• WORK ITEM
Give only the number of lines in the records that include "della".

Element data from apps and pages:
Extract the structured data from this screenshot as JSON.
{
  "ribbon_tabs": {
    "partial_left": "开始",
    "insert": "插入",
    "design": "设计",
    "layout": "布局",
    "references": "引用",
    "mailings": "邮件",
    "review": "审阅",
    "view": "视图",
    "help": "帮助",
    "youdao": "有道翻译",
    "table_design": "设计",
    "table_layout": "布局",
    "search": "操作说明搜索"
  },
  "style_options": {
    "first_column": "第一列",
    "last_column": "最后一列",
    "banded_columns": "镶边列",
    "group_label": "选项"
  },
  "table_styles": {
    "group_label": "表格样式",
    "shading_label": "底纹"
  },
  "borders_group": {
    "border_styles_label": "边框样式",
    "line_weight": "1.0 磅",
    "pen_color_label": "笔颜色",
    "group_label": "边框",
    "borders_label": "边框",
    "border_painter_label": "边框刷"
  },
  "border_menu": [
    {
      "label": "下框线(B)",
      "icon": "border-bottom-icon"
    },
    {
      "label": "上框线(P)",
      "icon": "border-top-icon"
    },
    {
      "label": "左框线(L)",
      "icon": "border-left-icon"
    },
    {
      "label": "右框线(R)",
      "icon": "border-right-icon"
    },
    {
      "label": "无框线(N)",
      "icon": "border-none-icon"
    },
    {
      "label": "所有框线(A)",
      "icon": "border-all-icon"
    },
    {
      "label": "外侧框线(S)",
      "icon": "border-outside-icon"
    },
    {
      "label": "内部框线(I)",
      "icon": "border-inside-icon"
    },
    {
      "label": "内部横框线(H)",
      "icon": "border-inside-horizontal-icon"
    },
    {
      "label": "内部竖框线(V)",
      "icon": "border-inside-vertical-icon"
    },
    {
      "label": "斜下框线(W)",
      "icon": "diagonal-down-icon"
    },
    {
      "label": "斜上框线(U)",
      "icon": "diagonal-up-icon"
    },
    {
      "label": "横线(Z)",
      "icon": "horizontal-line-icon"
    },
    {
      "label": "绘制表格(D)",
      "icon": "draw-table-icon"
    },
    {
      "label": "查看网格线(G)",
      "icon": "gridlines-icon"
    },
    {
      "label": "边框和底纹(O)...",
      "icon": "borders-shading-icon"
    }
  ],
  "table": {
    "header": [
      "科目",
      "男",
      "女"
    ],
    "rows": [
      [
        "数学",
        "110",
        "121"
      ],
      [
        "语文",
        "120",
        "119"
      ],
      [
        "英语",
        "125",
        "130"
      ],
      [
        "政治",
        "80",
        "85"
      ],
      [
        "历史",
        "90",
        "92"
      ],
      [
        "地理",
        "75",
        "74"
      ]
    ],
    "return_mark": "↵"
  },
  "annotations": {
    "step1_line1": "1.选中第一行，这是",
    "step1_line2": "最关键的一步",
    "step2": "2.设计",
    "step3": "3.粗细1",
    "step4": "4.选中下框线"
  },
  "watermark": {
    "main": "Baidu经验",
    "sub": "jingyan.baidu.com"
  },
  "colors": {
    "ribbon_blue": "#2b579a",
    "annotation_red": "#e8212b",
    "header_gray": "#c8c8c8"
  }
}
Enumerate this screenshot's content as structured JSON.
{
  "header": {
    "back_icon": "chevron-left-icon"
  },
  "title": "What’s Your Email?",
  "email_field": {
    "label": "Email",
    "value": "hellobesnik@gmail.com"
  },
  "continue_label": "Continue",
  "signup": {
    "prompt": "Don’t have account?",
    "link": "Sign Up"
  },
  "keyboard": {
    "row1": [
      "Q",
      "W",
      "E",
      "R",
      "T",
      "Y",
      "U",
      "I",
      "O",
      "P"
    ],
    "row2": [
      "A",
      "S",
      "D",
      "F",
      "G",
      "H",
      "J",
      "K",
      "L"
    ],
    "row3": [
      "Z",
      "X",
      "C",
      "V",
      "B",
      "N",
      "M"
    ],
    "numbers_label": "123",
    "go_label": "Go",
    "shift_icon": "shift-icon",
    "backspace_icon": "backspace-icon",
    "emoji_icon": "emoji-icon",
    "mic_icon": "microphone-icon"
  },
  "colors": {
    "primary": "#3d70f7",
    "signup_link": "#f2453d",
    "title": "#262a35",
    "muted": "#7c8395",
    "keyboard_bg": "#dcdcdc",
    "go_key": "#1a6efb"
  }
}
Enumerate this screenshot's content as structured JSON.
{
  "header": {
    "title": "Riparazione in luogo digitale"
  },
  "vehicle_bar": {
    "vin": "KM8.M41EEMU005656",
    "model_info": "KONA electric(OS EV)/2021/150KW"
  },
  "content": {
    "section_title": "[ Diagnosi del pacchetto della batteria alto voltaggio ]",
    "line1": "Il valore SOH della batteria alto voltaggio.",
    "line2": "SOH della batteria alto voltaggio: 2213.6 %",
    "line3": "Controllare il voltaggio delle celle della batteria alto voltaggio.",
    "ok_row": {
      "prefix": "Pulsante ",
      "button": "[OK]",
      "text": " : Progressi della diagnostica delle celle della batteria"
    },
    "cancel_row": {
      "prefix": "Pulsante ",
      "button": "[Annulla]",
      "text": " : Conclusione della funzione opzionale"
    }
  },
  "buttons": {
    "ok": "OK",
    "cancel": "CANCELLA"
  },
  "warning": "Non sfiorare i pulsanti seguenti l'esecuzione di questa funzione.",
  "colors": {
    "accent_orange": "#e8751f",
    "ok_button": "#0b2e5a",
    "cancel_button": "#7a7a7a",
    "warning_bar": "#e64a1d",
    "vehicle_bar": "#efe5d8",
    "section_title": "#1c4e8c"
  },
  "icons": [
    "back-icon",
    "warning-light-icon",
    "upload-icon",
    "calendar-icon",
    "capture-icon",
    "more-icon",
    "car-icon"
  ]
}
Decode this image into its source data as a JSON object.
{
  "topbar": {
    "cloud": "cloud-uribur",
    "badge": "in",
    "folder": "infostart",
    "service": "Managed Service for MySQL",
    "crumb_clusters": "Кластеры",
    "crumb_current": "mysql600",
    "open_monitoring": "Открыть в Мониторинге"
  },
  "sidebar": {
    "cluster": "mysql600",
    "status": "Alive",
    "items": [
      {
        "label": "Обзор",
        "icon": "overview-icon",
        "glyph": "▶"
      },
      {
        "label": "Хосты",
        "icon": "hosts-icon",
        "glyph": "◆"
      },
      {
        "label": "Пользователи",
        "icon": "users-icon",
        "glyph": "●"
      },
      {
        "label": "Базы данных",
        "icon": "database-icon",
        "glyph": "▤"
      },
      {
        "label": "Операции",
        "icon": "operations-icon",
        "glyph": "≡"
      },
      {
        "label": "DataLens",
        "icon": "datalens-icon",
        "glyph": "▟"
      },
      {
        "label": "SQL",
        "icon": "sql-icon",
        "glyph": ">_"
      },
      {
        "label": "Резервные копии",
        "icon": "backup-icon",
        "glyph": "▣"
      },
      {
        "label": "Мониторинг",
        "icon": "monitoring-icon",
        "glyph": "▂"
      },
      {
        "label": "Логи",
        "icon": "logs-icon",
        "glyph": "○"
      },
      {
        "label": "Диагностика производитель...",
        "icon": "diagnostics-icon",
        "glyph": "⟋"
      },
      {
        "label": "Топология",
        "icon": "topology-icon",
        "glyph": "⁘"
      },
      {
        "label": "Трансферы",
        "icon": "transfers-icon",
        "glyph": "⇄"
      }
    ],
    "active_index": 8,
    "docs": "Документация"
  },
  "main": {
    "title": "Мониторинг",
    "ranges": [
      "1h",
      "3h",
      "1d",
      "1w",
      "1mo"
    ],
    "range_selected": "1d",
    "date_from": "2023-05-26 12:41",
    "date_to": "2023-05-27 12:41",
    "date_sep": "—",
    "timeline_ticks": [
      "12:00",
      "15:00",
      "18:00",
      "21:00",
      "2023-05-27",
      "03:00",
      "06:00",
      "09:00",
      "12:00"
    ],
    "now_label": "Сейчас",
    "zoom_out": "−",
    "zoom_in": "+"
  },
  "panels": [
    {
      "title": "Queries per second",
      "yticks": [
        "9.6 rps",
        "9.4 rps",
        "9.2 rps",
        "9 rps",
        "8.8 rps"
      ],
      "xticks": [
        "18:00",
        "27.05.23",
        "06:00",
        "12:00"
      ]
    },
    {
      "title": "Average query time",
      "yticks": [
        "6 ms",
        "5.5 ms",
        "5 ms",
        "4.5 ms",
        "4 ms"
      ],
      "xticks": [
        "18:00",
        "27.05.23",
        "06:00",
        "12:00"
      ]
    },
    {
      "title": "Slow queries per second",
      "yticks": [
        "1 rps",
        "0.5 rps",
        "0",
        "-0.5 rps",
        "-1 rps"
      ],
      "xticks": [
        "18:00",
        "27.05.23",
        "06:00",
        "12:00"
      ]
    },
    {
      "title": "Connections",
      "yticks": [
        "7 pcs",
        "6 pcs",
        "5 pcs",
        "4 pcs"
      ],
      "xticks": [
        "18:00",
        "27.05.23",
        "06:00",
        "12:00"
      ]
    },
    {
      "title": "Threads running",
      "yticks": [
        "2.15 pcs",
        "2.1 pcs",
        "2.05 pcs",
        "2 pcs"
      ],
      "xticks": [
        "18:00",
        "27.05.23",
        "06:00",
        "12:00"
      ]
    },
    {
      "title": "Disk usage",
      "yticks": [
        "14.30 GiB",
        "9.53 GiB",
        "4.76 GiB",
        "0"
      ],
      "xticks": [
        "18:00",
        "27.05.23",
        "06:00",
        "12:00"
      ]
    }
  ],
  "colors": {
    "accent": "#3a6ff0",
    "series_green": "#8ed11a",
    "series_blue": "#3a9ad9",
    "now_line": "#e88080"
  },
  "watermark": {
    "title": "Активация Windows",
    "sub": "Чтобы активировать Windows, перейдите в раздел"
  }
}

• WRITTEN SOLUTION
6